The Bank of Uganda statement added: "These arrangements [of settling of international transactions in the Renminbi] once finalized are expected to further ease trade between the two countries and support investment in Uganda as it endeavours to become a middle-income economy."
According to the Investment Abstract for financial year 2012/2013, a report by the Uganda Investment Authority, China had the biggest amount of Foreign Direct Investment (FDI) to Uganda, totalling $359 million. China alone accounted for two fifth of the total planned FDI in 2012/2013. China made large investments in the mining and quarrying sector, plus in the manufacturing industry. Total FDI to Uganda in 2012 was a record $1.72 billion.
Kasekende said China had become a valuable trade partner for Uganda, which is another reason to harness relationship ties between the two countries.
"[It] is evidenced by the increasing bilateral trade between the two countries, project aid, and the significant investments by the Chinese government in the areas of infrastructure development such as road construction, hospitals, railway, electrical power and communications, and oil," Kasekende said.
China continues to see Uganda as a lucrative country to invest in.
"We see huge potential here. The reforms and economic potential in Uganda is huge for us," Xiaochuan said.
"We sincerely hope for economic trade. The central bank [PBC] and the whole financial sector should support that relationship development."
It was Xiaochuan's first visit to Uganda since he became the governor in 2002. He was on his way to Kigali for the 2014 African Development Bank general meeting.

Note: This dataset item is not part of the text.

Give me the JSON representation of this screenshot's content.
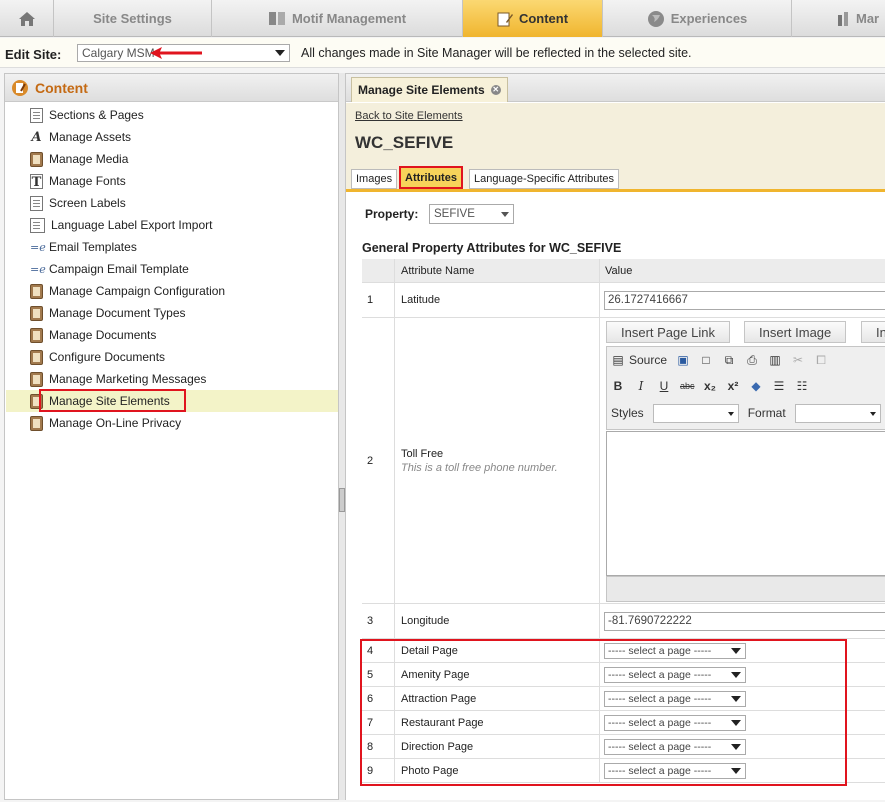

He signed a pact with the AfDB for a $2bn fund to be accessed by African countries.
Already, China is helping Uganda undertake mega infrastructural projects, including the 600MW Karuma dam and the Entebbe express highway. China National Offshore Oil Corporation (Cnooc) is also heavily engaged in Uganda's oil and gas sector. Government is in talks with two Chinese firms to help fund the Standard Railway Gauge (SRG). By the end of July, Uganda is expected to have contracted a company, and work should have started by October.
The East African newspaper reported at the weekend that Uganda was to negotiate with the China Harbour and Engineering Corporation (CHEC) and the China Civil Engineering and Construction Corporation (CCECC) for construction of the northern and western sections of the railway respectively. Meanwhile, Xiaochuan applauded Bank of Uganda for managing the economy and financial sector well.
"I congratulate Bank of Uganda for the good monetary policy. You managed to bring inflation down and you have had very good supervision of the financial sector," Xiaochuan said.
In 2011 when inflation hit the highs of 30.5 per cent, BOU adopted a new monetary policy called Inflation Targeting Lite (ITL), which has brought inflation to the central bank's target of five per cent. The banking sector remains sound although credit to the private sector has remained slow due to fairly high interest rates in the market.
Kasekende said Uganda could learn a lot from the way Beijing has progressed over the years. He said Uganda could look up to the steady and robust growth China has had for two decades and remarkable progress in poverty reduction.
Particularly, Kasekende said, Uganda can learn from the way China controlled the total fertility rate in the country, which has contributed to more than 30 per cent of China's total economic growth.
"China cut its total fertility rate to slightly under two children per woman and, as a result, was able to reduce the age dependency ratio to only 36 per 100 workers," Kasekende noted.
"In contrast, Uganda has a total fertility rate and age dependency ratio of 6.1 and 104, respectively, among the highest levels in the world," he added.